Pacheco said he supported state regulators’ decision to prevent Avangrid from exiting its contract for Commonwealth Wind, arguing that Massachusetts can adjust its prices in a new round of offshore wind contracts that will go out to bid this spring.
Still, he said, “I’m a little concerned about where we go from here.”
How the Healey administration will respond is unclear. A spokesperson for the governor declined to comment publicly.
One of the chief challenges Massachusetts faces is that its climate goals rest in large part on offshore wind, and there are only so many offshore wind developers in the world. There are just nine leases in federal waters off Massachusetts, which are owned by five entities.
State Sen. Mike Barrett, a Democrat who co-chairs the Joint Committee on Telecommunications, Utilities and Energy, said ensuring competition for Massachusetts offshore wind contracts is needed going forward. Only two companies bid for contracts in the third offshore wind auction held in 2021, with developers like Ørsted saying they stayed away because of falling contract prices.
Massachusetts could also inspire more competition by offering long-term deals to a wide array of clean energy projects, forcing offshore wind developers to compete with onshore wind, solar, hydro and nuclear, Barrett said. And the state could update the rules of its offshore wind auctions to deduct points from companies that fail to deliver on past contracts.
“We have to keep an eagle eye on the competitive aspects of all these projects or you’re not going to see a constraint on prices,” he said.
Barrett nevertheless said he was optimistic about the auction scheduled for this spring. Massachusetts eliminated the declining price requirement for future auctions last year, which could make the state more attractive to other companies.
State agencies will also be in charge of selecting the winning bidder. In the past, that job fell to the utilities buying the power, with regulators left to approve the final contract. The arrangement attracted criticism. Eversource Energy Corp., a utility, served on the bid committee and operates a joint venture with Ørsted that had bid on past contracts.

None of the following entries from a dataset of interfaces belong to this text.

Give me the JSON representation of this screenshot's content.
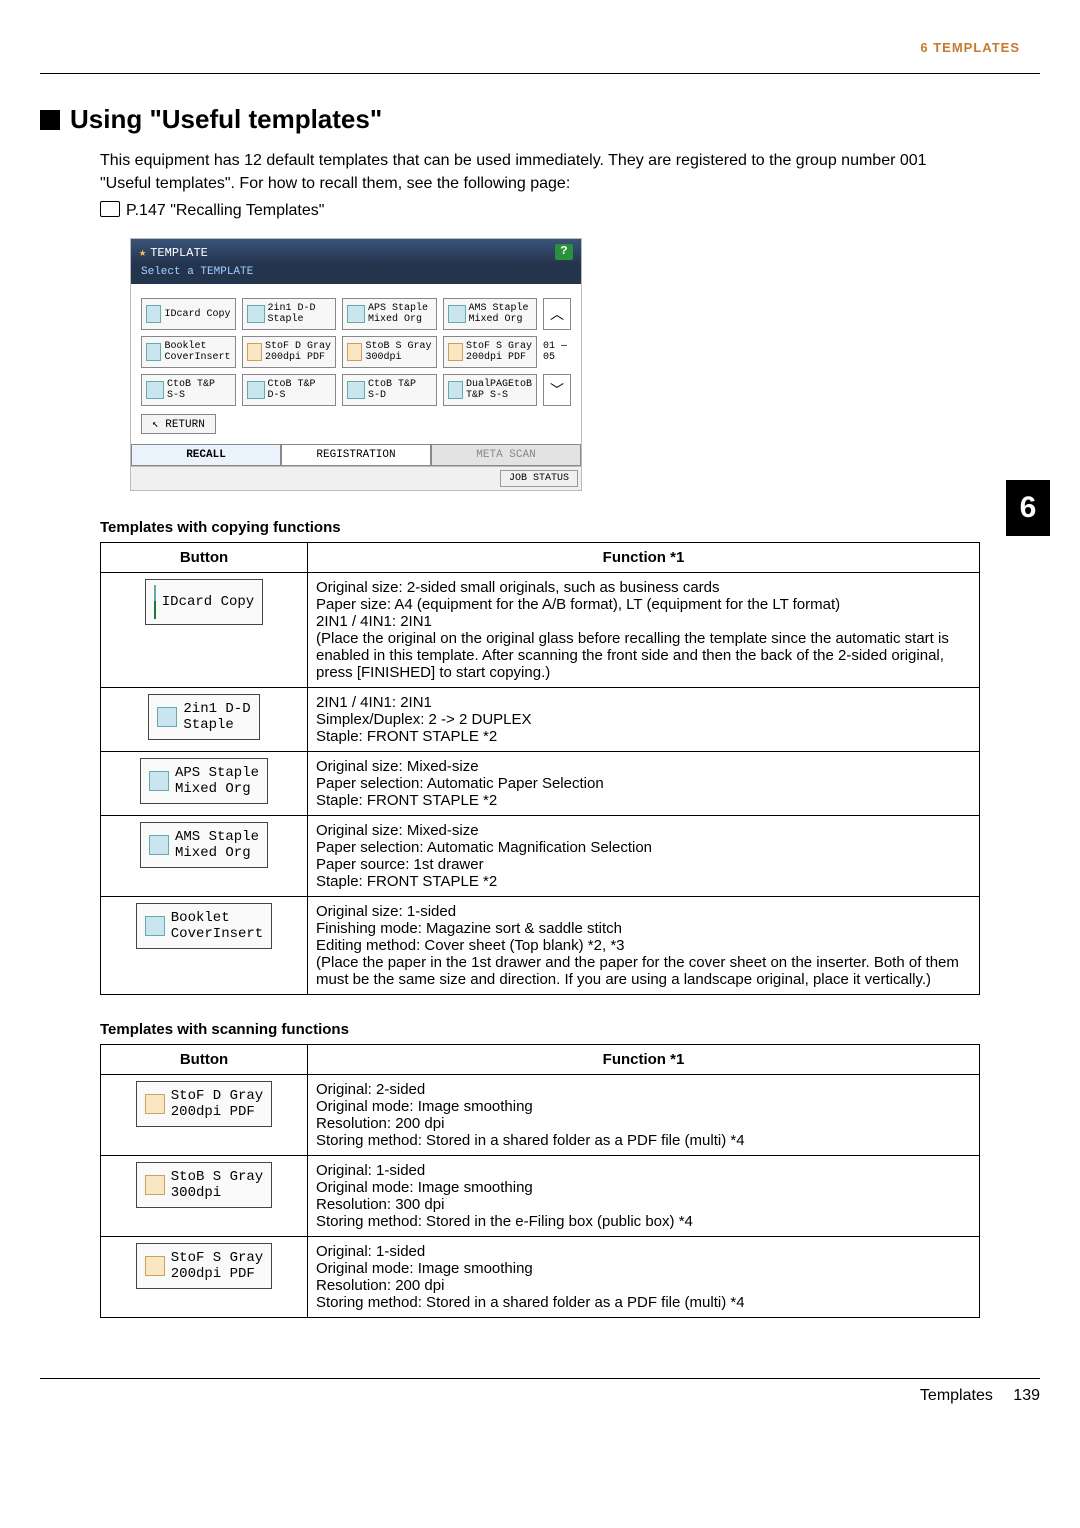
{
  "header": {
    "chapter": "6 TEMPLATES"
  },
  "sideTab": "6",
  "section_title": "Using \"Useful templates\"",
  "intro": "This equipment has 12 default templates that can be used immediately. They are registered to the group number 001 \"Useful templates\". For how to recall them, see the following page:",
  "pref": "P.147 \"Recalling Templates\"",
  "screenshot": {
    "title": "TEMPLATE",
    "subtitle": "Select a TEMPLATE",
    "help": "?",
    "page_indicator": "01\n—\n05",
    "templates": [
      "IDcard Copy",
      "2in1 D-D\nStaple",
      "APS Staple\nMixed Org",
      "AMS Staple\nMixed Org",
      "Booklet\nCoverInsert",
      "StoF D Gray\n200dpi PDF",
      "StoB S Gray\n300dpi",
      "StoF S Gray\n200dpi PDF",
      "CtoB T&P\nS-S",
      "CtoB T&P\nD-S",
      "CtoB T&P\nS-D",
      "DualPAGEtoB\nT&P S-S"
    ],
    "return": "RETURN",
    "tabs": [
      "RECALL",
      "REGISTRATION",
      "META SCAN"
    ],
    "jobstatus": "JOB STATUS"
  },
  "copying": {
    "caption": "Templates with copying functions",
    "header_button": "Button",
    "header_function": "Function *1",
    "rows": [
      {
        "btn": "IDcard Copy",
        "fn": "Original size: 2-sided small originals, such as business cards\nPaper size: A4 (equipment for the A/B format), LT (equipment for the LT format)\n2IN1 / 4IN1: 2IN1\n(Place the original on the original glass before recalling the template since the automatic start is enabled in this template. After scanning the front side and then the back of the 2-sided original, press [FINISHED] to start copying.)"
      },
      {
        "btn": "2in1 D-D\nStaple",
        "fn": "2IN1 / 4IN1: 2IN1\nSimplex/Duplex: 2 -> 2 DUPLEX\nStaple: FRONT STAPLE *2"
      },
      {
        "btn": "APS Staple\nMixed Org",
        "fn": "Original size: Mixed-size\nPaper selection: Automatic Paper Selection\nStaple: FRONT STAPLE *2"
      },
      {
        "btn": "AMS Staple\nMixed Org",
        "fn": "Original size: Mixed-size\nPaper selection: Automatic Magnification Selection\nPaper source: 1st drawer\nStaple: FRONT STAPLE *2"
      },
      {
        "btn": "Booklet\nCoverInsert",
        "fn": "Original size: 1-sided\nFinishing mode: Magazine sort & saddle stitch\nEditing method: Cover sheet (Top blank) *2, *3\n(Place the paper in the 1st drawer and the paper for the cover sheet on the inserter. Both of them must be the same size and direction. If you are using a landscape original, place it vertically.)"
      }
    ]
  },
  "scanning": {
    "caption": "Templates with scanning functions",
    "header_button": "Button",
    "header_function": "Function *1",
    "rows": [
      {
        "btn": "StoF D Gray\n200dpi PDF",
        "fn": "Original: 2-sided\nOriginal mode: Image smoothing\nResolution: 200 dpi\nStoring method: Stored in a shared folder as a PDF file (multi) *4"
      },
      {
        "btn": "StoB S Gray\n300dpi",
        "fn": "Original: 1-sided\nOriginal mode: Image smoothing\nResolution: 300 dpi\nStoring method: Stored in the e-Filing box (public box) *4"
      },
      {
        "btn": "StoF S Gray\n200dpi PDF",
        "fn": "Original: 1-sided\nOriginal mode: Image smoothing\nResolution: 200 dpi\nStoring method: Stored in a shared folder as a PDF file (multi) *4"
      }
    ]
  },
  "footer": {
    "label": "Templates",
    "page": "139"
  }
}
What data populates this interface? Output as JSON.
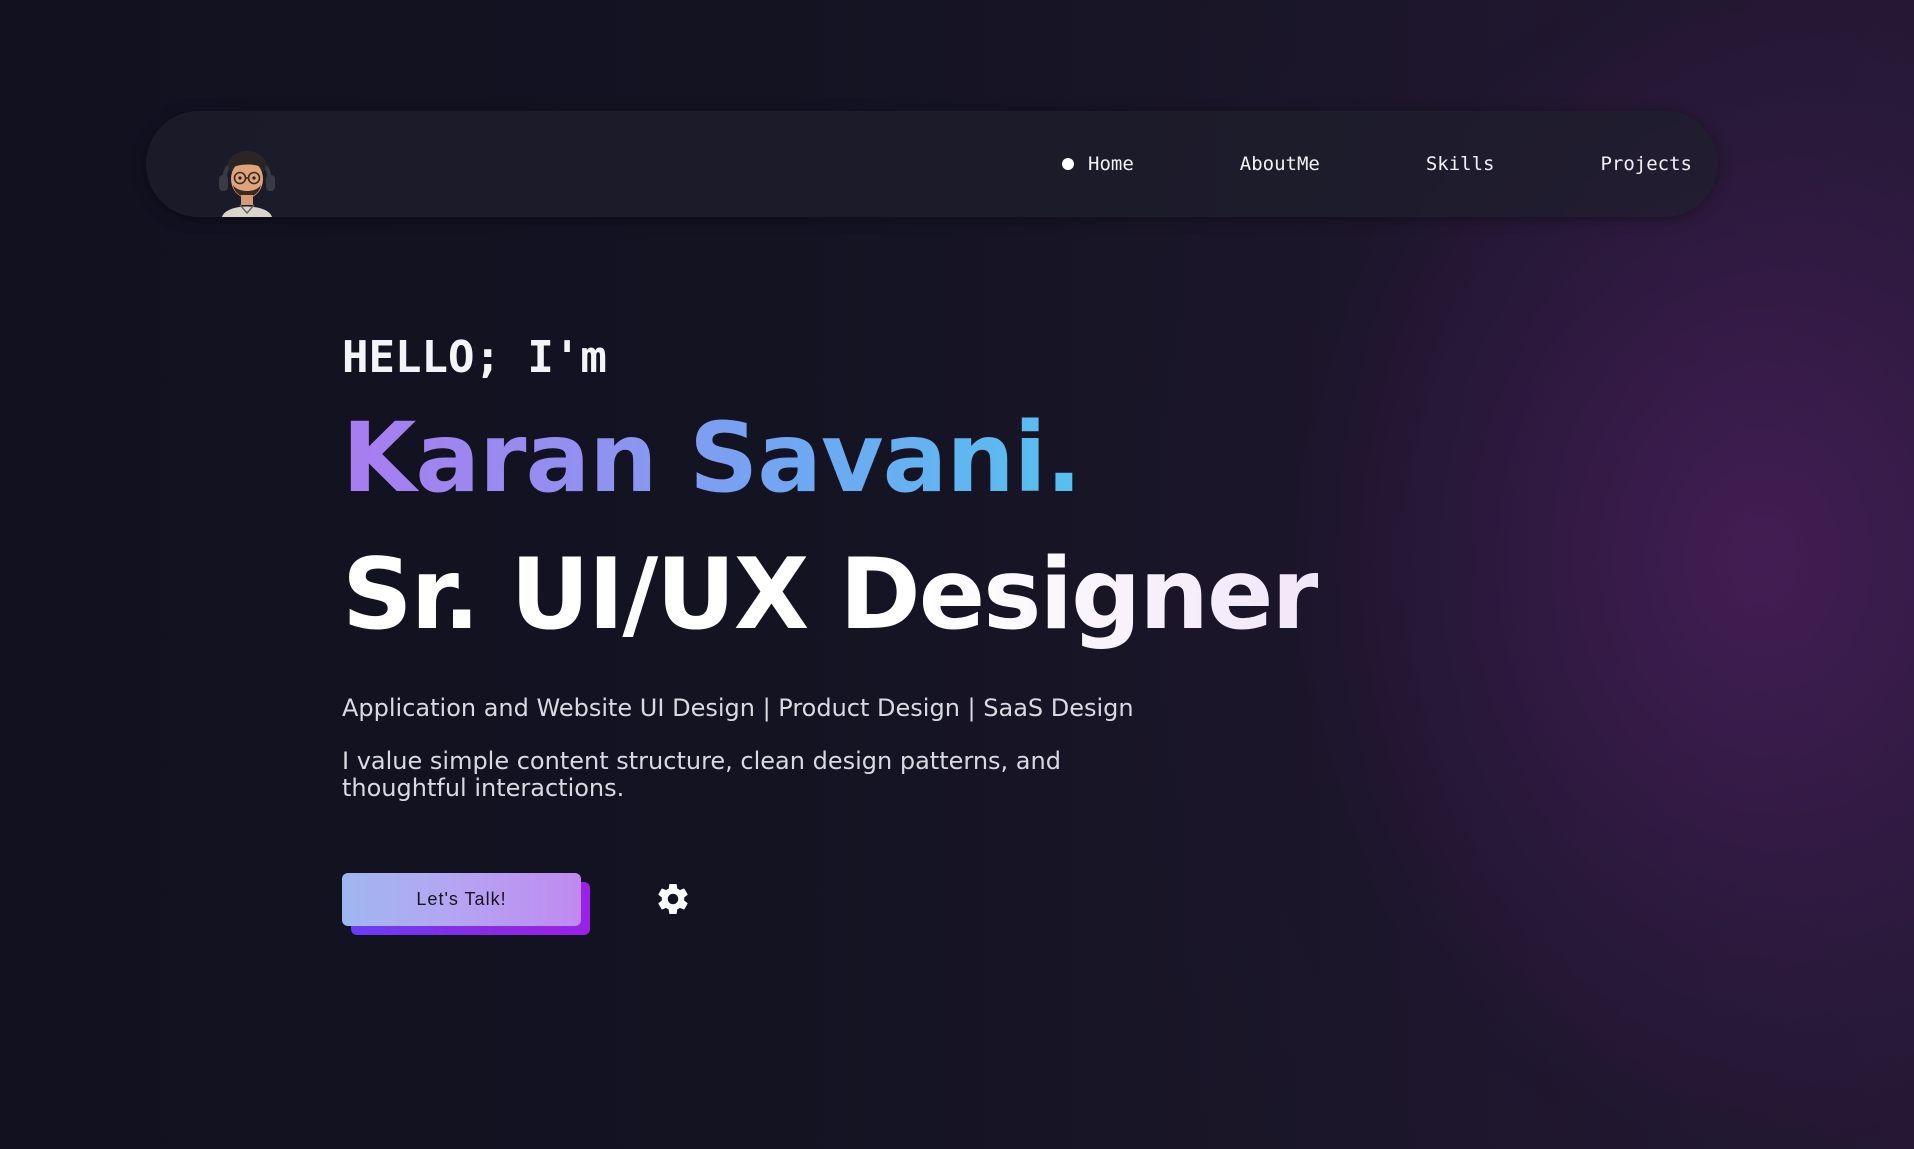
{
  "nav": {
    "avatar_icon": "avatar-memoji-icon",
    "items": [
      {
        "label": "Home",
        "active": true
      },
      {
        "label": "AboutMe",
        "active": false
      },
      {
        "label": "Skills",
        "active": false
      },
      {
        "label": "Projects",
        "active": false
      }
    ]
  },
  "hero": {
    "greeting": "HELLO; I'm",
    "name": "Karan Savani.",
    "role": "Sr. UI/UX Designer",
    "services": "Application and Website UI Design | Product Design | SaaS Design",
    "tagline": "I value simple content structure, clean design patterns, and thoughtful interactions."
  },
  "cta": {
    "label": "Let's Talk!",
    "settings_icon": "gear-icon"
  },
  "colors": {
    "background": "#121220",
    "accent_purple": "#8a2be2",
    "name_gradient_start": "#a97cf0",
    "name_gradient_end": "#56c0ee"
  }
}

In Avangrid’s case, Barrett said he understood the predicament facing the company and Massachusetts regulators.
“I think everybody is acting rationally so far. If Avangrid hadn’t raised these issues of unforeseen costs, the ensuing project might well have resulted in a bankruptcy,” he said. At the same time, other offshore wind developers might sue if the state allowed Avangrid to renegotiate a contract it had won during a competitive bidding process.
“You can’t reopen a contract under one set of rules without cries of foul,” Barrett said.